All countries across the world are affected by the deepest and most serious economic crisis in at least the last 80 years. The crisis has resulted in significant asset depreciation, closures of companies, rising unemployment and a sharp slowing down of economic growth, with most highly industrialised countries entering a recession.

Like other developing countries, South Africa is affected by the sharp fall in demand for export products and fall in prices of key export commodities. In addition, the international credit crisis means that funds have become scarce and expensive and that portfolio investors are wary of emerging markets, including our country.

South Africa's economy has had a remarkable and sustained growth path. Now our growth expectation has had to be revised downwards as we are likely to see a slower rate of growth and a possible recession.

Central to the achievements of the last 15 years has been the fact that we have worked together as a nation to bring about change. It is through partnership that we have managed to achieve sustained economic growth since 1994. Our partnership has to continue, and to be deepened.

In these difficult circumstances we can utilise our strength in fiscal space, the financial regulatory framework, and the resourcefulness of our people and institutions, to develop a response to the crises and to commit to work together to address its impact in our country.

We are working against a good policy background. Our financial systems are sound. Public finances are in a healthy state because of the policies we have pursued. If we continue working together we can weather this particular storm. It is through partnership that we will enable our people to survive the current economic crisis.

The ANC is committed to social solidarity between all South Africans to ensure that the crisis does not damage the fabric of our society. It is our collective responsibility to work together to withstand the crisis and ensure that the poor and the most vulnerable are protected as far as possible from the impact of the economic crisis.

We are further committed to ensuring that the economy is ready to take advantage of the next upturn and that all people share the benefits of such growth. The Presidential Economic Joint Working Group subsequently met in a forum convened by the National Economic Development and Labour Council (NEDLAC).

The agreement reached between business, labour and government identifies five priorities:
-protecting the poor
-accelerating investment spending,
minimising job losses,
-taking steps to improve long-term competitiveness,
ensuring that the debt burden does not rise too much.

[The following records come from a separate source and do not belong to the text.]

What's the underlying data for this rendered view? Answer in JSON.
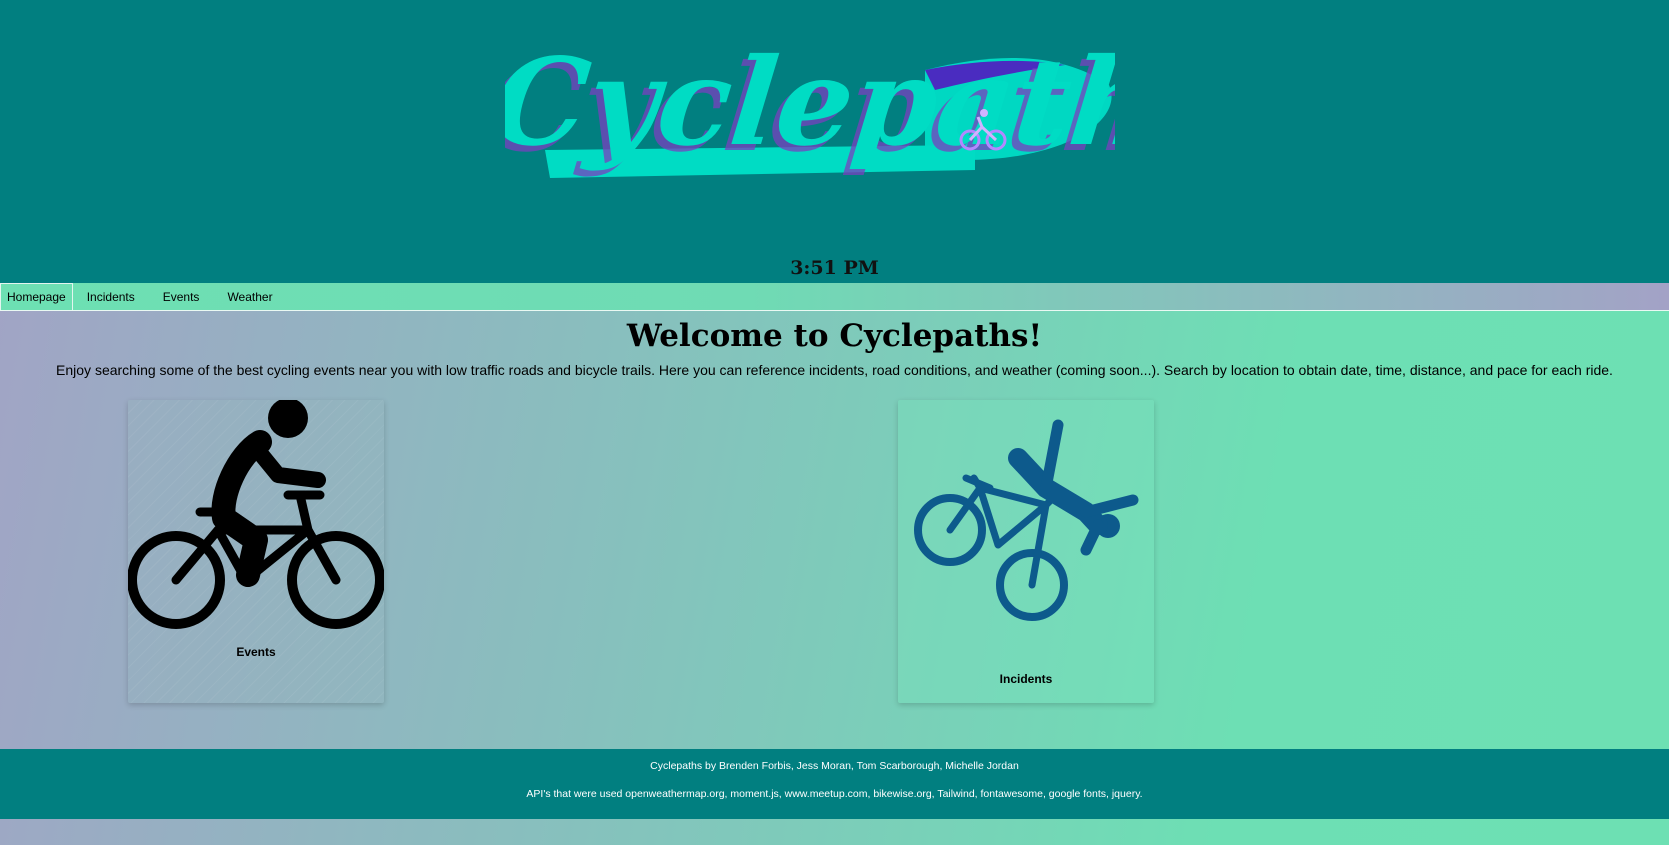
{
  "header": {
    "logo_text": "Cyclepaths",
    "clock": "3:51 PM"
  },
  "nav": {
    "items": [
      {
        "label": "Homepage"
      },
      {
        "label": "Incidents"
      },
      {
        "label": "Events"
      },
      {
        "label": "Weather"
      }
    ]
  },
  "main": {
    "title": "Welcome to Cyclepaths!",
    "intro": "Enjoy searching some of the best cycling events near you with low traffic roads and bicycle trails. Here you can reference incidents, road conditions, and weather (coming soon...). Search by location to obtain date, time, distance, and pace for each ride.",
    "cards": [
      {
        "label": "Events",
        "icon": "cyclist-icon"
      },
      {
        "label": "Incidents",
        "icon": "crash-icon"
      }
    ]
  },
  "footer": {
    "credits": "Cyclepaths by Brenden Forbis, Jess Moran, Tom Scarborough, Michelle Jordan",
    "apis": "API's that were used openweathermap.org, moment.js, www.meetup.com, bikewise.org, Tailwind, fontawesome, google fonts, jquery."
  },
  "colors": {
    "header_bg": "#017f80",
    "logo_fill": "#00dcc4",
    "logo_shadow": "#7a3fbf",
    "incident_icon": "#0d5a8c"
  }
}
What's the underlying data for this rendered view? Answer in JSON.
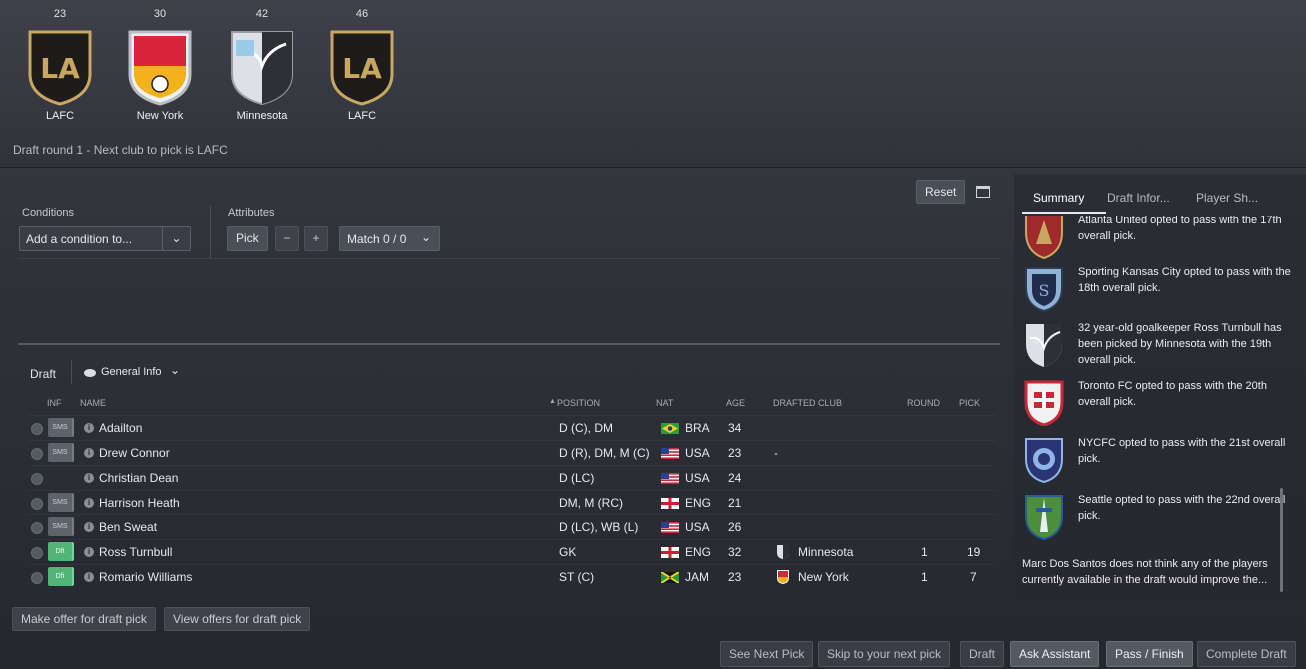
{
  "crests": [
    {
      "pick_no": "23",
      "club": "LAFC"
    },
    {
      "pick_no": "30",
      "club": "New York"
    },
    {
      "pick_no": "42",
      "club": "Minnesota"
    },
    {
      "pick_no": "46",
      "club": "LAFC"
    }
  ],
  "round_info": "Draft round 1 - Next club to pick is LAFC",
  "filters": {
    "reset_label": "Reset",
    "conditions_label": "Conditions",
    "add_condition_placeholder": "Add a condition to...",
    "attributes_label": "Attributes",
    "pick_label": "Pick",
    "minus": "−",
    "plus": "+",
    "match_label": "Match 0 / 0"
  },
  "table": {
    "draft_label": "Draft",
    "view_label": "General Info",
    "headers": {
      "inf": "INF",
      "name": "NAME",
      "position": "POSITION",
      "nat": "NAT",
      "age": "AGE",
      "drafted_club": "DRAFTED CLUB",
      "round": "ROUND",
      "pick": "PICK"
    },
    "rows": [
      {
        "tag": "SMS",
        "name": "Adailton",
        "position": "D (C), DM",
        "nat": "BRA",
        "age": "34",
        "drafted_club": "",
        "round": "",
        "pick": ""
      },
      {
        "tag": "SMS",
        "name": "Drew Connor",
        "position": "D (R), DM, M (C)",
        "nat": "USA",
        "age": "23",
        "drafted_club": "-",
        "round": "",
        "pick": ""
      },
      {
        "tag": "",
        "name": "Christian Dean",
        "position": "D (LC)",
        "nat": "USA",
        "age": "24",
        "drafted_club": "",
        "round": "",
        "pick": ""
      },
      {
        "tag": "SMS",
        "name": "Harrison Heath",
        "position": "DM, M (RC)",
        "nat": "ENG",
        "age": "21",
        "drafted_club": "",
        "round": "",
        "pick": ""
      },
      {
        "tag": "SMS",
        "name": "Ben Sweat",
        "position": "D (LC), WB (L)",
        "nat": "USA",
        "age": "26",
        "drafted_club": "",
        "round": "",
        "pick": ""
      },
      {
        "tag": "Dft",
        "name": "Ross Turnbull",
        "position": "GK",
        "nat": "ENG",
        "age": "32",
        "drafted_club": "Minnesota",
        "round": "1",
        "pick": "19"
      },
      {
        "tag": "Dft",
        "name": "Romario Williams",
        "position": "ST (C)",
        "nat": "JAM",
        "age": "23",
        "drafted_club": "New York",
        "round": "1",
        "pick": "7"
      }
    ]
  },
  "sidebar": {
    "tabs": [
      "Summary",
      "Draft Infor...",
      "Player Sh..."
    ],
    "feed": [
      {
        "club": "Atlanta United",
        "text": "Atlanta United opted to pass with the 17th overall pick."
      },
      {
        "club": "Sporting Kansas City",
        "text": "Sporting Kansas City opted to pass with the 18th overall pick."
      },
      {
        "club": "Minnesota",
        "text": "32 year-old goalkeeper Ross Turnbull has been picked by Minnesota with the 19th overall pick."
      },
      {
        "club": "Toronto FC",
        "text": "Toronto FC opted to pass with the 20th overall pick."
      },
      {
        "club": "NYCFC",
        "text": "NYCFC opted to pass with the 21st overall pick."
      },
      {
        "club": "Seattle",
        "text": "Seattle opted to pass with the 22nd overall pick."
      }
    ],
    "assistant_note": "Marc Dos Santos does not think any of the players currently available in the draft would improve the..."
  },
  "bottom": {
    "make_offer": "Make offer for draft pick",
    "view_offers": "View offers for draft pick",
    "see_next": "See Next Pick",
    "skip": "Skip to your next pick",
    "draft": "Draft",
    "ask": "Ask Assistant",
    "pass": "Pass / Finish",
    "complete": "Complete Draft"
  },
  "colors": {
    "accent_green": "#54b377",
    "lafc_gold": "#c9a761",
    "panel": "#2f3239"
  }
}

They agreed to use every possible innovative method to prevent job losses. In the framework document adopted, the parties said they were particularly concerned about the impact of the slowdown on the poor and the most vulnerable.

It is for this reason that they agreed to the measures, which embrace elements that seek to promote economic growth and sustainable businesses, assist and protect workers and the vulnerable and help our country to meet its developmental objectives.

Protecting and expanding decent work is at the core of our programmes. For this reason we are committed to various measures to reduce the possibility of retrenchments. Nevertheless, with existing high levels of unemployment and poverty, though they have reduced in recent years, the condition of the poor and the vulnerable have to be addressed directly and in the shorter run, through employment creation programmes, promoting sustainable livelihoods, public investment, and effective social relief and support.

The measures that have been developed are intended to be an immediate and urgent intervention to ensure that South Africa responds before the local economic and social situation deteriorates. The implementation of the commitments will be monitored in follow up engagements of NEDLAC and with The Presidency.

The parties agreed to develop action plans to ensure timely implementation and evaluation. Task teams have been established on investment and financing, social interventions, employment and distressed sectors.

The social partners said: "We are all committed to the programmes contained in the document, and we will articulate this commitment and ensure that our constituencies understand and implement the actions in the plans that are relevant to them."

No comments: